Bending and lifting both compress your spine on an incre-mental basis, but one-time mishaps, such as squatting with too much weight, slipping and landing on your rear, or hitting a hard spot while riding a toboggan, can also pile-drive your disks. Traumatic compression injury begins with the silent disaster of a vertebral plate cracking, which sets into motion the gradual flattening of your disks, a process that eventually leads to pain. But even if you've religiously avoided bashing your tailbone, you could still be in trouble. People who sit for most of the day are asking for it, because a desk chair imposes a low-grade but long-term compressive load. "If you sit in a slouch," says McGill, "your ligaments compress the spine. If you sit upright, your muscles start compressing the spine."
Your only solution is to use a chair with good lumbar support and to make sure the lumbar-support cushion is nestled into your S curve. Also, raise the seat, com-puter screen, keyboard, and desk surface closer to barstool height. This puts your hips in the 120-to-135-degree range and helps your spine remain in neutral. And take breaks from sitting: Stand up to answer the phone, and visit -- don't e-mail -- a colleague.
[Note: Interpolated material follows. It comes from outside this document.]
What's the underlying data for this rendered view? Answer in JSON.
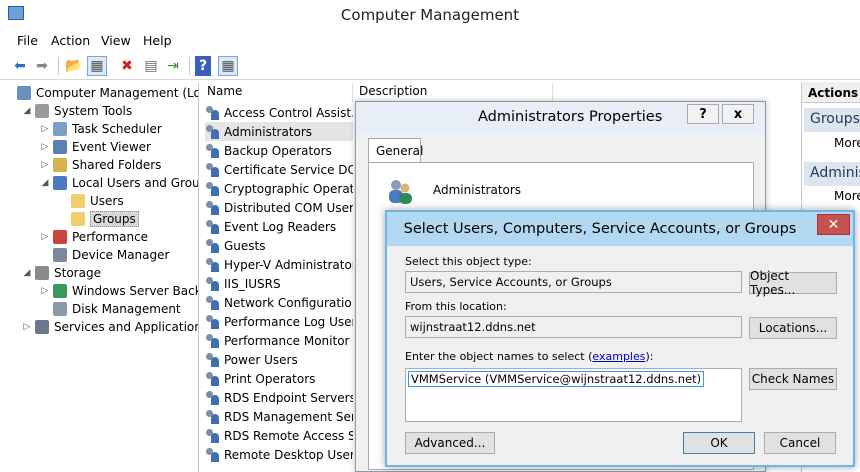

Rotating your upper body without simultaneously rotating your pelvis will, over time, slowly squeeze the gel from your disks and damage their outer layers. If you're seated as you read this and you need clarification, take note: "When you're at your desk and you keep twisting to reach your phone, every twist while flexing creates a combined load, which doubles the destructive effect," McGill says.
Of course, rotational exercises -- cable woodchoppers, twisting medicine-ball throws, and oblique crunches, for example -- have become commonplace in the past few years. Are they spine wreckers? It is possible to rotate without increasing your risk of spinal load, says McGill, if you move your upper and lower body as a single unit. To preserve the neutral spine position while doing rotational exercises, imagine that you've nailed boards from the bottom of your rib cage to the top of your hips so your pelvis and rib cage move as a block. Ignore this advice at your own risk. "Twisting torque," McGill cautions, "creates four to five times the load on the disks compared with other kinds of movements."
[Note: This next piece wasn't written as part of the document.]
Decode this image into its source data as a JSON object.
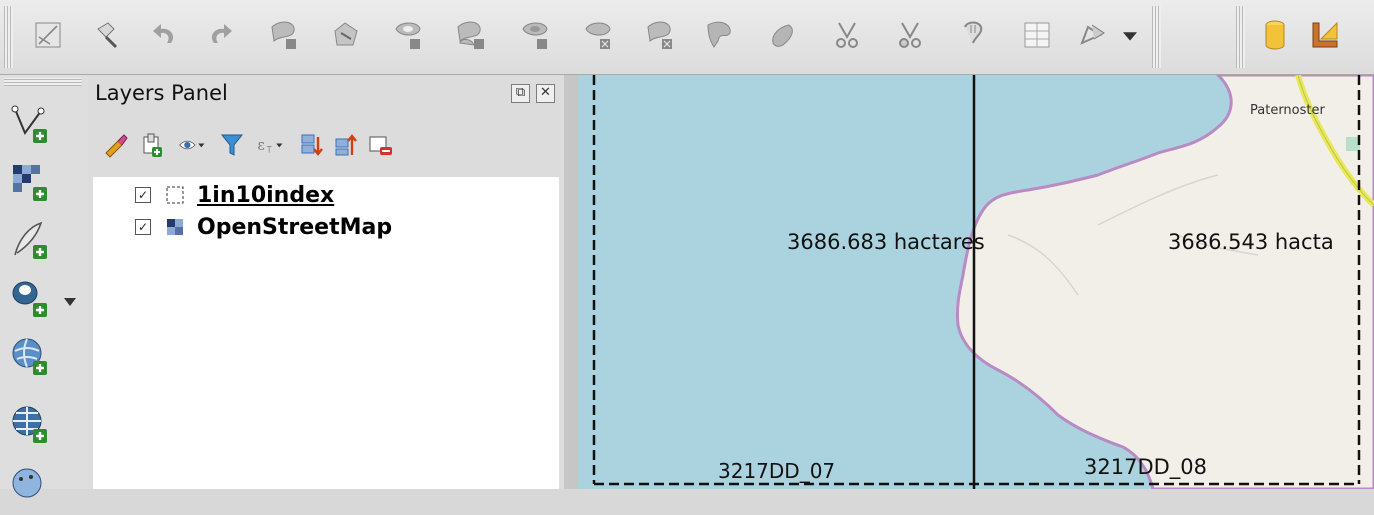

So now that you've met the four horsemen, what will you do? It's quite simple. Respect your spinal S curve. Don't flatten it or overload it, and surround and fortify it with muscle. And back pain will be one more grumpy-old-man ailment you'll never have to complain about.